You've read  of  free articles. Subscribe to continue.

Dear Reader,

About a year ago, I happened upon this statement about the Monitor in the Harvard Business Review – under the charming heading of “do things that don’t interest you”:

“Many things that end up” being meaningful, writes social scientist Joseph Grenny, “have come from conference workshops, articles, or online videos that began as a chore and ended with an insight. My work in Kenya, for example, was heavily influenced by a Christian Science Monitor article I had forced myself to read 10 years earlier. Sometimes, we call things ‘boring’ simply because they lie outside the box we are currently in.”

If you were to come up with a punchline to a joke about the Monitor, that would probably be it. We’re seen as being global, fair, insightful, and perhaps a bit too earnest. We’re the bran muffin of journalism.

But you know what? We change lives. And I’m going to argue that we change lives precisely because we force open that too-small box that most human beings think they live in.

The Monitor is a peculiar little publication that’s hard for the world to figure out. We’re run by a church, but we’re not only for church members and we’re not about converting people. We’re known as being fair even as the world becomes as polarized as at any time since the newspaper’s founding in 1908.

We have a mission beyond circulation, we want to bridge divides. We’re about kicking down the door of thought everywhere and saying, “You are bigger and more capable than you realize. And we can prove it.”

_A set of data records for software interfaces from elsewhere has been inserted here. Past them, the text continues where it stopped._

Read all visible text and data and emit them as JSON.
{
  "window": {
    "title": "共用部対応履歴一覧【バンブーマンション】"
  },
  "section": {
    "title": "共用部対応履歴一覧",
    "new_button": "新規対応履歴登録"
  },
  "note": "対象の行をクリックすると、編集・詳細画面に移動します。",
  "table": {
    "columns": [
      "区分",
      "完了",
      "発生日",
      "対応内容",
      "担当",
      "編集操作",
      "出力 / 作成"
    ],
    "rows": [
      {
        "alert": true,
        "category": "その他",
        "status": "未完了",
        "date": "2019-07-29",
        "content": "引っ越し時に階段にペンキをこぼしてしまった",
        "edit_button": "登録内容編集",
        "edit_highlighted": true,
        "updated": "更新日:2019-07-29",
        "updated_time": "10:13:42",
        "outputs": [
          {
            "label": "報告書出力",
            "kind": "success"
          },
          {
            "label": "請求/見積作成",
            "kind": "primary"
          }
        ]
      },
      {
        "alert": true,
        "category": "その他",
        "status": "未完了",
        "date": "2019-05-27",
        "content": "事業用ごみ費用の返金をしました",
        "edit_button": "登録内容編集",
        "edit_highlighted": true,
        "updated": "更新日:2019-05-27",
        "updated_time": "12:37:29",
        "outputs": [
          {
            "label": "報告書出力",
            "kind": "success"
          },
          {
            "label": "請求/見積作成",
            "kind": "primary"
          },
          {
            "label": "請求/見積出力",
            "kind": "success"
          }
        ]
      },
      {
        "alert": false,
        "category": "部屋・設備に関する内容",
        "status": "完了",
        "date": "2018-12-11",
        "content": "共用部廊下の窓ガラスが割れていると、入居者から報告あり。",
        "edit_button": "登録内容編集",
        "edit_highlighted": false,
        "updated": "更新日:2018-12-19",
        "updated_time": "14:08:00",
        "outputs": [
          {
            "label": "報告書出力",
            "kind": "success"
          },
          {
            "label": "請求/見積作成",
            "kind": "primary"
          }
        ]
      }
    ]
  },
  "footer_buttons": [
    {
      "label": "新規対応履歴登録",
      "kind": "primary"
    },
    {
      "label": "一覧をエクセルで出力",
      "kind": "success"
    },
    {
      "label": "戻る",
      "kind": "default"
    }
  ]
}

If you’re looking for bran muffin journalism, you can subscribe to the Monitor for $15. You’ll get the Monitor Weekly magazine, the Monitor Daily email, and unlimited access to CSMonitor.com.